Federal agencies want to find and hire the best possible talent. However, they may be going about it the wrong way. A recent study suggests that a focus on raw talent or brilliance may result in gender bias.
Published in Psychological Science, the report claims that a focus on “brilliance” creates a competitive, masculine workplace. Many women find such environments toxic and avoid them. As a result, the competitive focus might actually turn away some of the best potential workers.
Masculine workplaces and the gender gap
One of the study’s authors elaborated on its importance in The Conversation. As she notes, she and her colleagues began their research to learn why there are fewer women in certain fields that “prize raw intellectual talent.” The researchers surveyed 1,347 academics in more than 30 disciplines and an additional 870 lay people.
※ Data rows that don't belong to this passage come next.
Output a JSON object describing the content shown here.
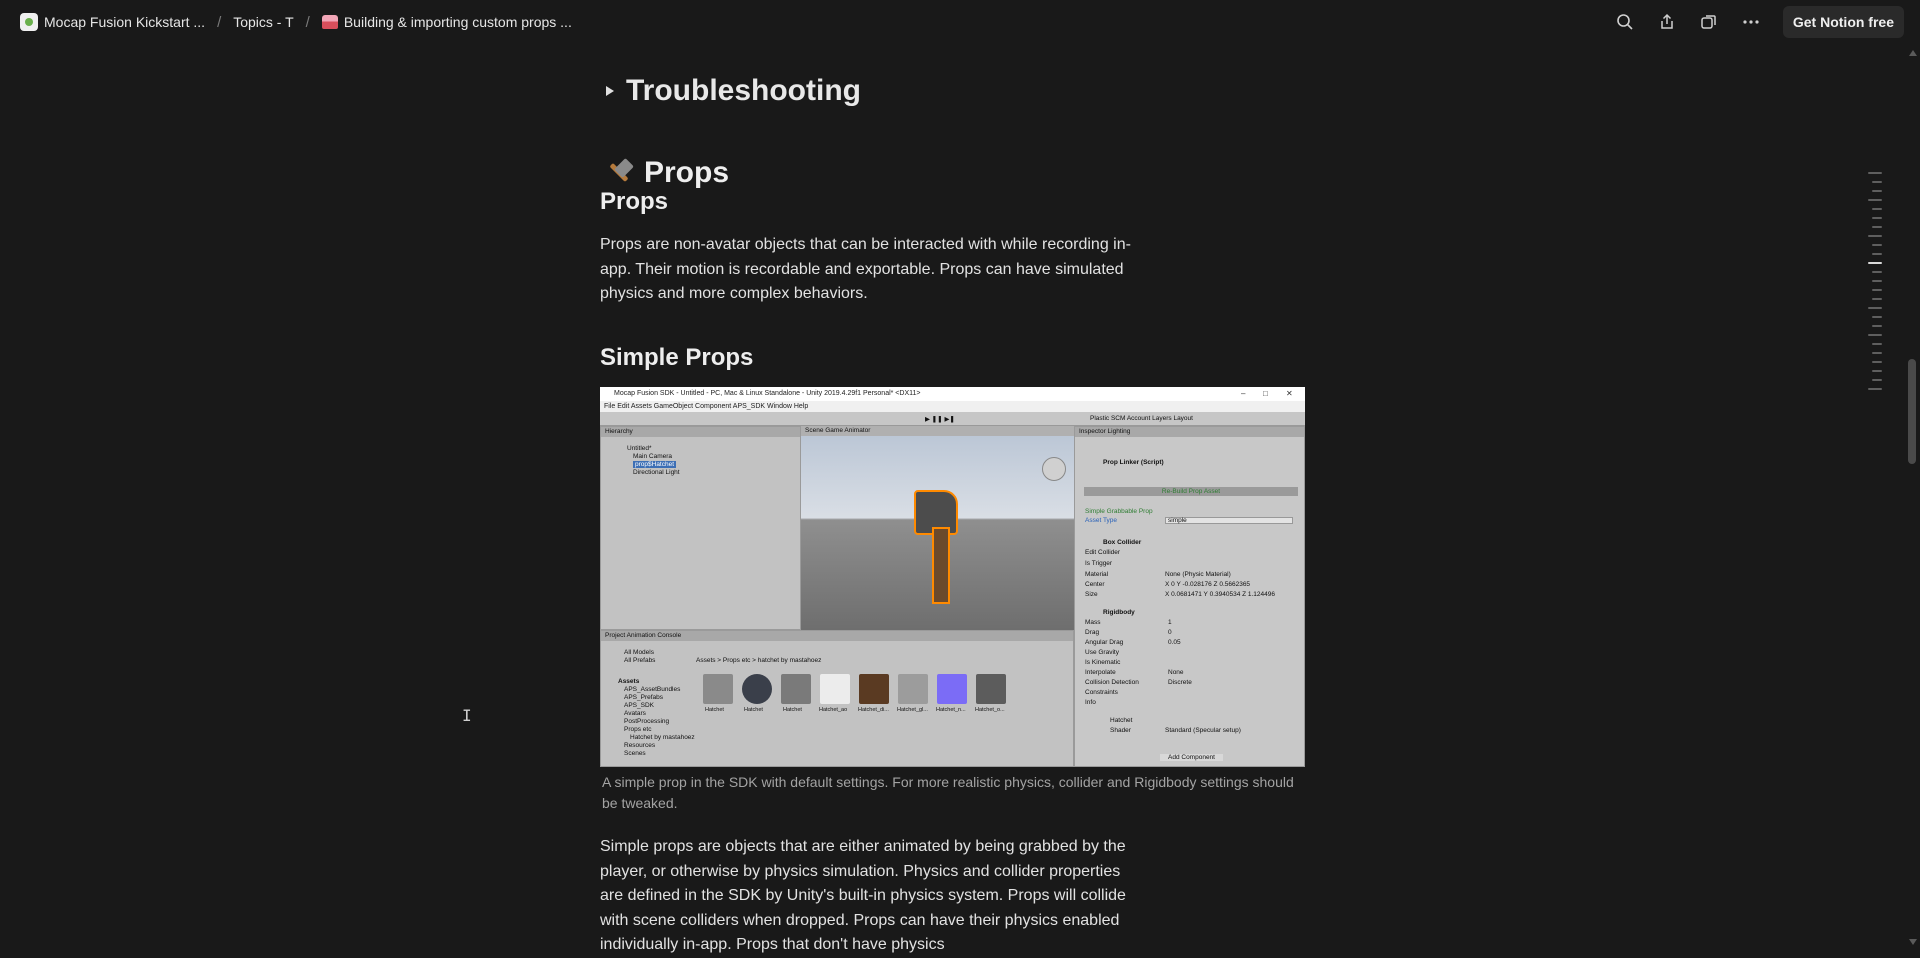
{
  "breadcrumbs": [
    {
      "label": "Mocap Fusion Kickstart ..."
    },
    {
      "label": "Topics - T"
    },
    {
      "label": "Building & importing custom props ..."
    }
  ],
  "actions": {
    "search": "search-icon",
    "share": "share-icon",
    "duplicate": "duplicate-icon",
    "more": "more-icon",
    "cta_label": "Get Notion free"
  },
  "content": {
    "toggle_heading": "Troubleshooting",
    "h1": "Props",
    "h2_props": "Props",
    "props_para": "Props are non-avatar objects that can be interacted with while recording in-app. Their motion is recordable and exportable. Props can have simulated physics and more complex behaviors.",
    "h2_simple": "Simple Props",
    "caption": "A simple prop in the SDK with default settings. For more realistic physics, collider and Rigidbody settings should be tweaked.",
    "simple_para": "Simple props are objects that are either animated by being grabbed by the player, or otherwise by physics simulation. Physics and collider properties are defined in the SDK by Unity's built-in physics system. Props will collide with scene colliders when dropped. Props can have their physics enabled individually in-app. Props that don't have physics"
  },
  "screenshot": {
    "window_title": "Mocap Fusion SDK - Untitled - PC, Mac & Linux Standalone - Unity 2019.4.29f1 Personal* <DX11>",
    "menu": "File   Edit   Assets   GameObject   Component   APS_SDK   Window   Help",
    "toolbar_right": "Plastic SCM    Account    Layers    Layout",
    "hierarchy_tab": "Hierarchy",
    "hierarchy_items": [
      "Untitled*",
      "Main Camera",
      "prop$Hatchet",
      "Directional Light"
    ],
    "scene_tabs": "Scene    Game    Animator",
    "inspector_tabs": "Inspector    Lighting",
    "prop_linker": "Prop Linker (Script)",
    "rebuild_btn": "Re-Build Prop Asset",
    "simple_grabbable": "Simple Grabbable Prop",
    "asset_type_label": "Asset Type",
    "asset_type_value": "simple",
    "box_collider": "Box Collider",
    "collider_fields": [
      "Edit Collider",
      "Is Trigger",
      "Material",
      "Center",
      "Size"
    ],
    "material_value": "None (Physic Material)",
    "center_value": "X 0     Y -0.028176     Z 0.5662365",
    "size_value": "X 0.0681471   Y 0.3940534   Z 1.124496",
    "rigidbody": "Rigidbody",
    "rigid_fields": [
      "Mass",
      "Drag",
      "Angular Drag",
      "Use Gravity",
      "Is Kinematic",
      "Interpolate",
      "Collision Detection",
      "Constraints",
      "Info"
    ],
    "mass_value": "1",
    "drag_value": "0",
    "angular_drag_value": "0.05",
    "interpolate_value": "None",
    "collision_value": "Discrete",
    "material_name": "Hatchet",
    "shader_label": "Shader",
    "shader_value": "Standard (Specular setup)",
    "add_component": "Add Component",
    "project_tabs": "Project    Animation    Console",
    "favorites": [
      "All Models",
      "All Prefabs"
    ],
    "assets_tree": [
      "Assets",
      "APS_AssetBundles",
      "APS_Prefabs",
      "APS_SDK",
      "Avatars",
      "PostProcessing",
      "Props etc",
      "Hatchet by mastahoez",
      "Resources",
      "Scenes"
    ],
    "asset_path": "Assets > Props etc > hatchet by mastahoez",
    "asset_names": [
      "Hatchet",
      "Hatchet",
      "Hatchet",
      "Hatchet_ao",
      "Hatchet_di...",
      "Hatchet_gl...",
      "Hatchet_n...",
      "Hatchet_o..."
    ]
  }
}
The results of their survey did more than reveal the roots of a gender gap. They also showed how that gender gap formed:
- The focus on raw intellectual talent or brilliance promotes a competitive culture
- The competitive culture encourages aggressive or masculine tendencies
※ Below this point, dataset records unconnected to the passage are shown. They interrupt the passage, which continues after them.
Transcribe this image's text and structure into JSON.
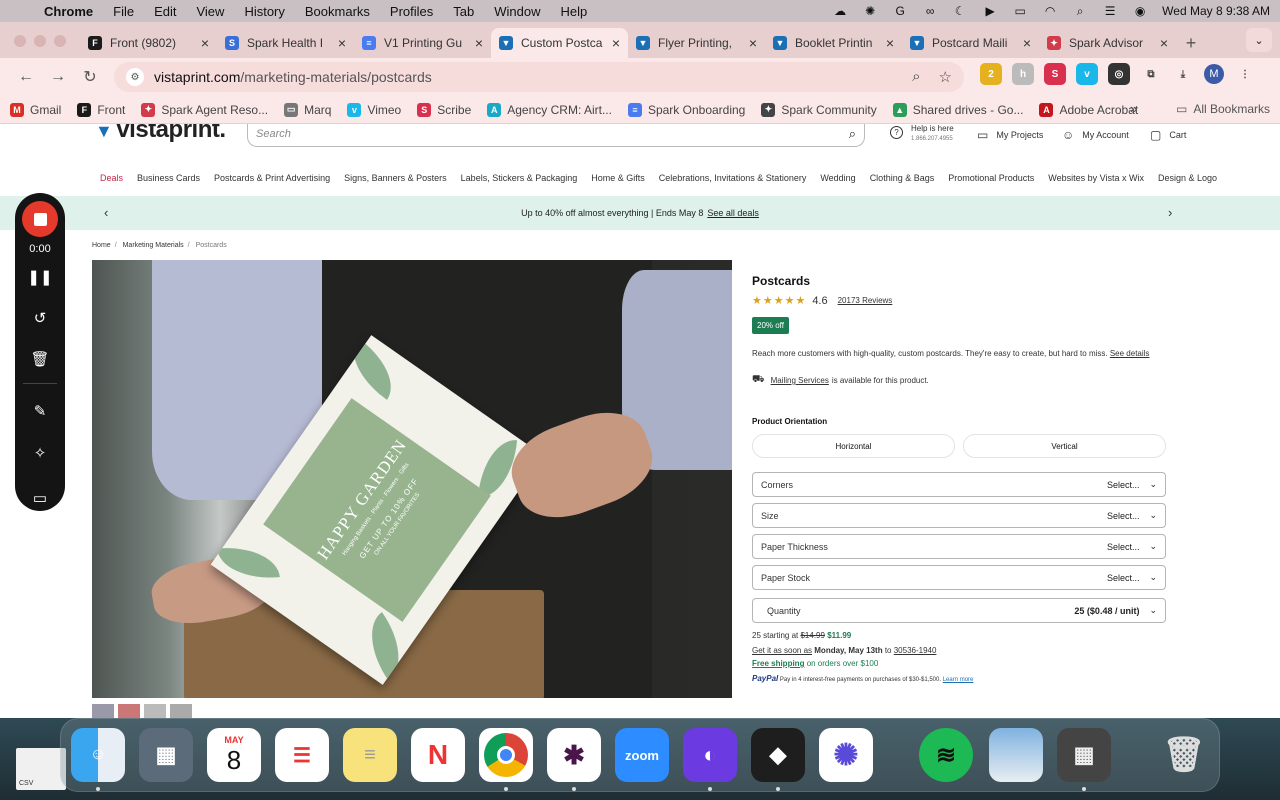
{
  "menubar": {
    "app": "Chrome",
    "items": [
      "File",
      "Edit",
      "View",
      "History",
      "Bookmarks",
      "Profiles",
      "Tab",
      "Window",
      "Help"
    ],
    "datetime": "Wed May 8  9:38 AM"
  },
  "tabs": [
    {
      "label": "Front (9802)",
      "color": "#1a1a1a",
      "glyph": "F"
    },
    {
      "label": "Spark Health I",
      "color": "#3b6fd8",
      "glyph": "S"
    },
    {
      "label": "V1 Printing Gu",
      "color": "#4a7cf0",
      "glyph": "≡"
    },
    {
      "label": "Custom Postca",
      "color": "#1c6fb5",
      "glyph": "▼",
      "active": true
    },
    {
      "label": "Flyer Printing,",
      "color": "#1c6fb5",
      "glyph": "▼"
    },
    {
      "label": "Booklet Printin",
      "color": "#1c6fb5",
      "glyph": "▼"
    },
    {
      "label": "Postcard Maili",
      "color": "#1c6fb5",
      "glyph": "▼"
    },
    {
      "label": "Spark Advisor",
      "color": "#d23b4c",
      "glyph": "✦"
    }
  ],
  "address": {
    "host": "vistaprint.com",
    "path": "/marketing-materials/postcards"
  },
  "bookmarks": [
    {
      "label": "Gmail",
      "color": "#d93025",
      "glyph": "M"
    },
    {
      "label": "Front",
      "color": "#1a1a1a",
      "glyph": "F"
    },
    {
      "label": "Spark Agent Reso...",
      "color": "#d23b4c",
      "glyph": "✦"
    },
    {
      "label": "Marq",
      "color": "#777777",
      "glyph": "▭"
    },
    {
      "label": "Vimeo",
      "color": "#1ab7ea",
      "glyph": "v"
    },
    {
      "label": "Scribe",
      "color": "#d9304f",
      "glyph": "S"
    },
    {
      "label": "Agency CRM: Airt...",
      "color": "#18a9c9",
      "glyph": "A"
    },
    {
      "label": "Spark Onboarding",
      "color": "#4a7cf0",
      "glyph": "≡"
    },
    {
      "label": "Spark Community",
      "color": "#444444",
      "glyph": "✦"
    },
    {
      "label": "Shared drives - Go...",
      "color": "#2d9d5a",
      "glyph": "▲"
    },
    {
      "label": "Adobe Acrobat",
      "color": "#c4161c",
      "glyph": "A"
    }
  ],
  "bookmarks_all": "All Bookmarks",
  "site": {
    "search_placeholder": "Search",
    "help": "Help is here",
    "phone": "1.866.207.4955",
    "my_projects": "My Projects",
    "my_account": "My Account",
    "cart": "Cart",
    "nav": [
      "Deals",
      "Business Cards",
      "Postcards & Print Advertising",
      "Signs, Banners & Posters",
      "Labels, Stickers & Packaging",
      "Home & Gifts",
      "Celebrations, Invitations & Stationery",
      "Wedding",
      "Clothing & Bags",
      "Promotional Products",
      "Websites by Vista x Wix",
      "Design & Logo"
    ],
    "promo": "Up to 40% off almost everything | Ends May 8",
    "promo_link": "See all deals",
    "breadcrumb": [
      "Home",
      "Marketing Materials",
      "Postcards"
    ]
  },
  "hero_card": {
    "title": "HAPPY GARDEN",
    "subtitle": "Hanging Baskets · Plants · Flowers · Gifts",
    "offer": "GET UP TO 10% OFF",
    "offer_sub": "ON ALL YOUR FAVORITES"
  },
  "product": {
    "title": "Postcards",
    "stars": "★★★★★",
    "rating": "4.6",
    "reviews": "20173 Reviews",
    "badge": "20% off",
    "description": "Reach more customers with high-quality, custom postcards. They're easy to create, but hard to miss.",
    "see_details": "See details",
    "mailing_link": "Mailing Services",
    "mailing_text": "is available for this product.",
    "orientation_label": "Product Orientation",
    "orientations": [
      "Horizontal",
      "Vertical"
    ],
    "options": [
      {
        "label": "Corners",
        "value": "Select..."
      },
      {
        "label": "Size",
        "value": "Select..."
      },
      {
        "label": "Paper Thickness",
        "value": "Select..."
      },
      {
        "label": "Paper Stock",
        "value": "Select..."
      }
    ],
    "quantity_label": "Quantity",
    "quantity_value": "25 ($0.48 / unit)",
    "price_prefix": "25 starting at",
    "price_old": "$14.99",
    "price_new": "$11.99",
    "delivery_prefix": "Get it as soon as",
    "delivery_date": "Monday, May 13th",
    "delivery_to": "to",
    "delivery_zip": "30536-1940",
    "free_shipping": "Free shipping",
    "free_shipping_suffix": "on orders over $100",
    "paypal_brand": "PayPal",
    "paypal_text": "Pay in 4 interest-free payments on purchases of $30-$1,500.",
    "paypal_link": "Learn more"
  },
  "recorder": {
    "time": "0:00"
  },
  "dock": {
    "calendar_month": "MAY",
    "calendar_day": "8",
    "zoom_label": "zoom",
    "desktop_file": "CSV"
  },
  "colors": {
    "accent": "#1c6fb5",
    "deals": "#c4284a",
    "green": "#1d7d52",
    "tabbar": "#e8cfcf"
  }
}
- Workers respond to the aggression by acting tough, protecting themselves and exploiting others
- The negative culture discourages women who traditionally favor more collaborative environments
- When women learn about the negative, competitive environment, they are less likely to apply
Even when women enter these workplaces, the study found they were more likely to feel like “imposters.”
A possible solution
While the study focused primarily on academic and IT careers, it offers an eye-opening warning for any workplace too focused on getting the “best of the best.” The sort of gender bias it can encourage may not qualify as illegal discrimination, but it can easily backfire. Employers who promote too much competition may end up turning away some of their best candidates.
Fortunately, the study’s author also offered a solution. She noted that women were more likely to apply for a position if they heard the workplace featured a cooperative culture. Even if nothing else were different, women were more likely to apply if other workers described a workplace wherein colleagues supported each other and each other’s work.
Federal agencies should be mindful
There’s another reason federal agencies and other businesses should be wary of ultra-competitive workplaces. It’s possible for workers and managers to internalize the gender bias they see in their workplace. If few women choose to work in a job, managers may start to assume it’s because they cannot perform the work.
A focus on “brilliance” in the workplace may not be illegal, even if it promotes a gender gap. But certain actions that come out of that focus could be.